Records from a collection:
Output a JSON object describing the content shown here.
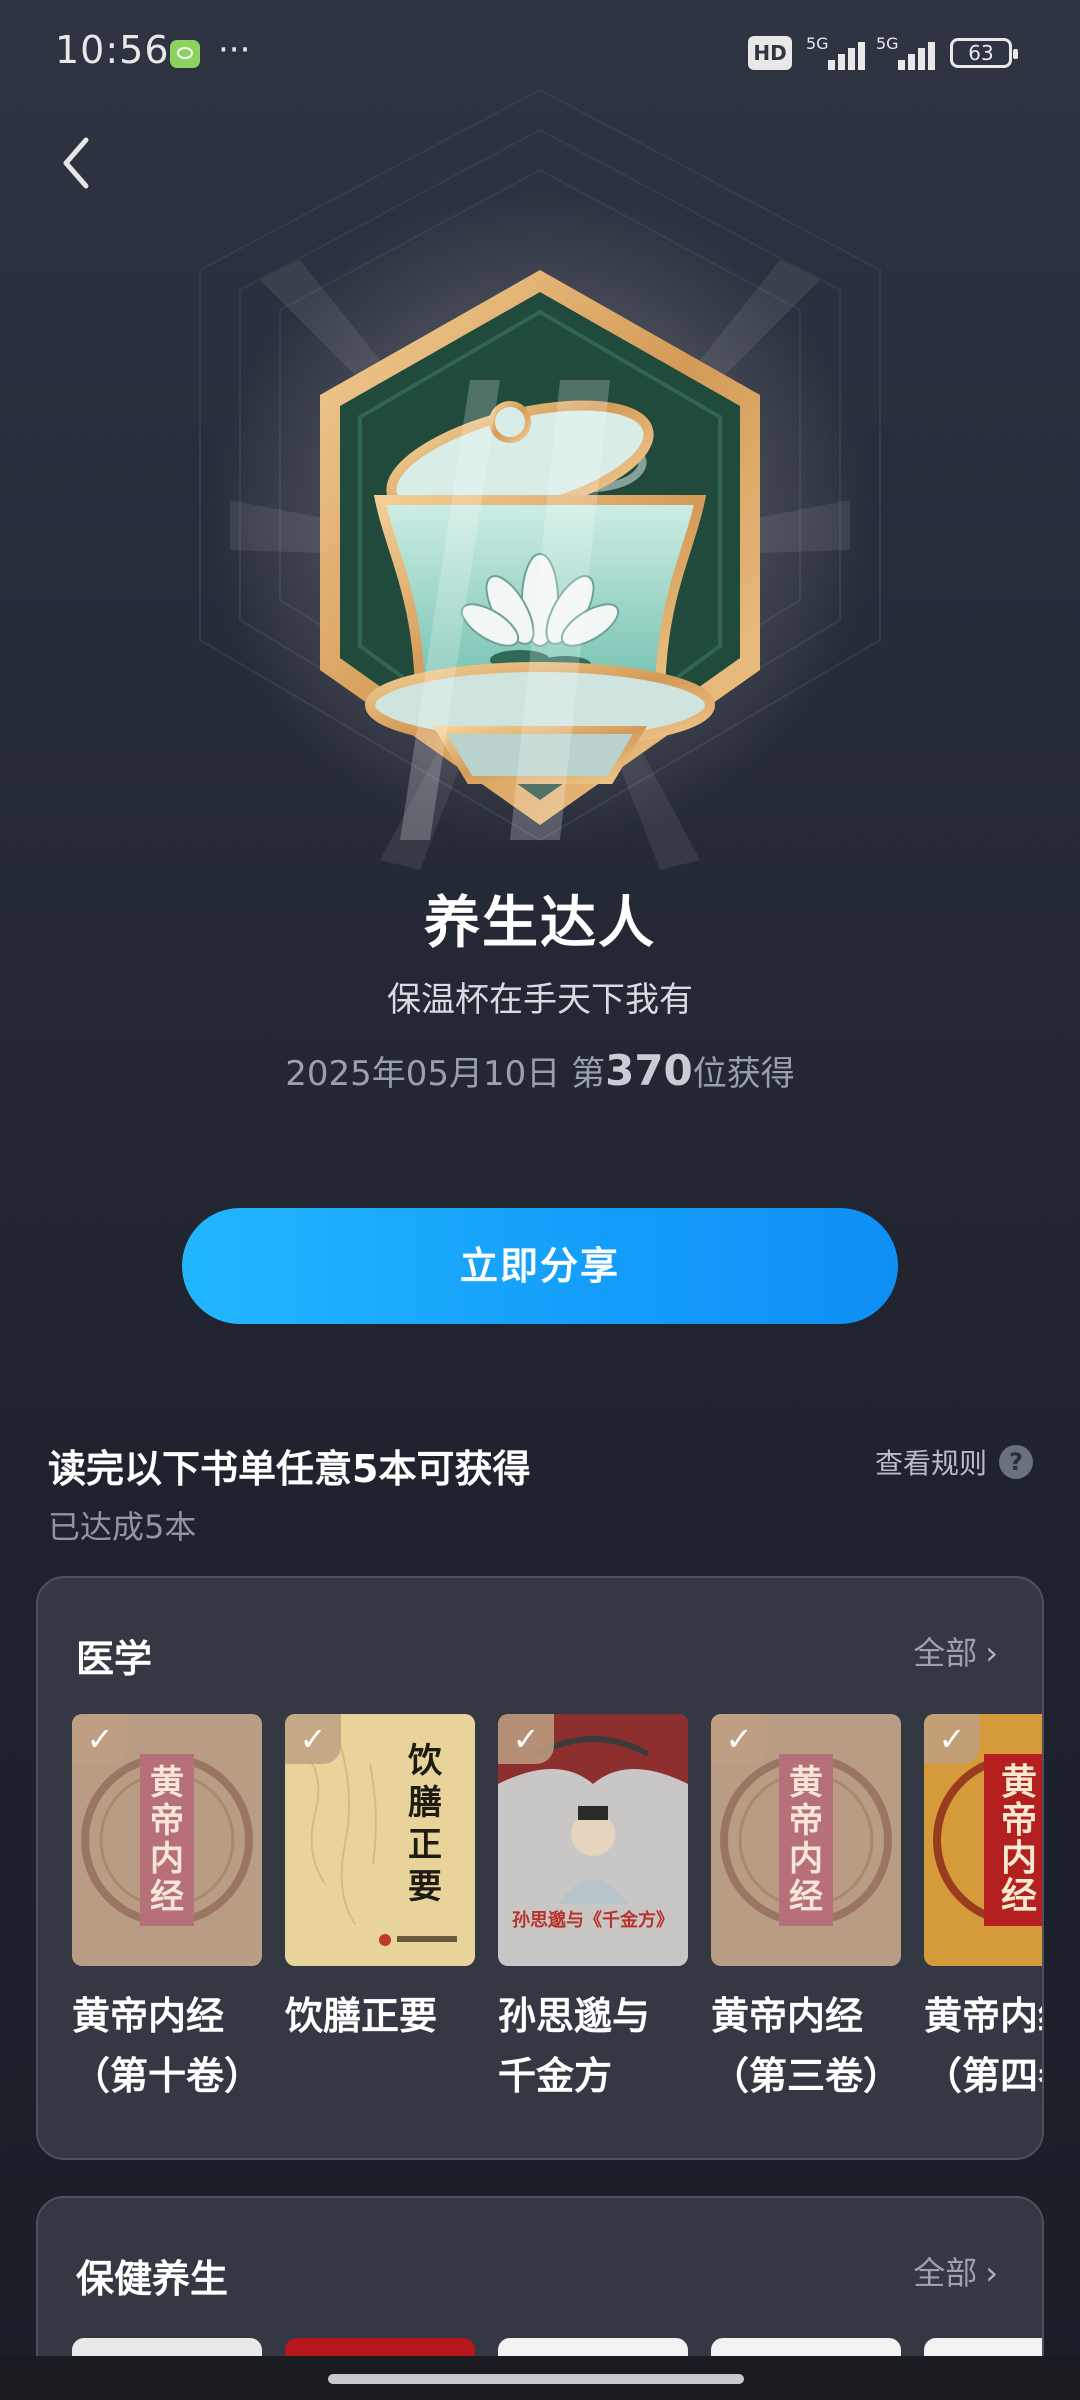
{
  "status_bar": {
    "time": "10:56",
    "more": "···",
    "hd": "HD",
    "network1": "5G",
    "network2": "5G",
    "battery": "63"
  },
  "badge": {
    "title": "养生达人",
    "subtitle": "保温杯在手天下我有",
    "date_prefix": "2025年05月10日 第",
    "rank": "370",
    "date_suffix": "位获得",
    "icon": "lotus-tea-cup-badge"
  },
  "share_button": "立即分享",
  "task": {
    "title": "读完以下书单任意5本可获得",
    "progress": "已达成5本",
    "rules": "查看规则",
    "help": "?"
  },
  "categories": [
    {
      "name": "医学",
      "all": "全部",
      "books": [
        {
          "title": "黄帝内经\n（第十卷）",
          "cover_text": "黄帝内经",
          "completed": true
        },
        {
          "title": "饮膳正要",
          "cover_text": "饮膳正要",
          "completed": true
        },
        {
          "title": "孙思邈与\n千金方",
          "cover_text": "孙思邈与《千金方》",
          "completed": true
        },
        {
          "title": "黄帝内经\n（第三卷）",
          "cover_text": "黄帝内经",
          "completed": true
        },
        {
          "title": "黄帝内经\n（第四卷）",
          "cover_text": "黄帝内经",
          "completed": true
        }
      ]
    },
    {
      "name": "保健养生",
      "all": "全部"
    }
  ],
  "colors": {
    "accent_blue": "#139dfa",
    "badge_gold": "#d8a464",
    "badge_green": "#1f4a3c",
    "card_bg": "#343842"
  }
}
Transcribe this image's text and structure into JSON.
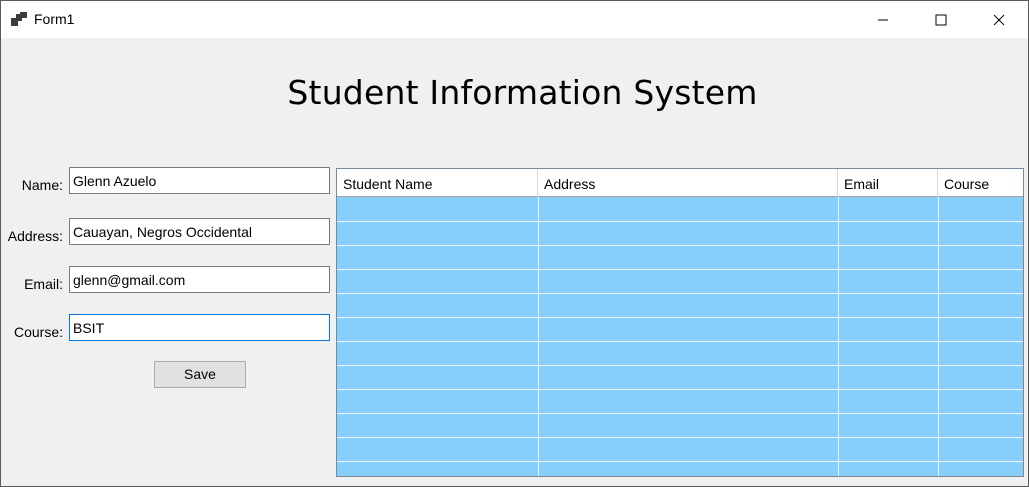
{
  "window": {
    "title": "Form1",
    "controls": {
      "minimize": "minimize-icon",
      "maximize": "maximize-icon",
      "close": "close-icon"
    }
  },
  "form": {
    "heading": "Student Information System",
    "fields": {
      "name": {
        "label": "Name:",
        "value": "Glenn Azuelo"
      },
      "address": {
        "label": "Address:",
        "value": "Cauayan, Negros Occidental"
      },
      "email": {
        "label": "Email:",
        "value": "glenn@gmail.com"
      },
      "course": {
        "label": "Course:",
        "value": "BSIT"
      }
    },
    "save_label": "Save"
  },
  "grid": {
    "columns": [
      "Student Name",
      "Address",
      "Email",
      "Course"
    ],
    "row_color": "#87cefa",
    "rows": []
  }
}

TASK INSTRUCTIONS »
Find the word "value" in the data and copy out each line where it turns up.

SOLVED EXERCISE »
        "value": "Glenn Azuelo"
        "value": "Cauayan, Negros Occidental"
        "value": "glenn@gmail.com"
        "value": "BSIT"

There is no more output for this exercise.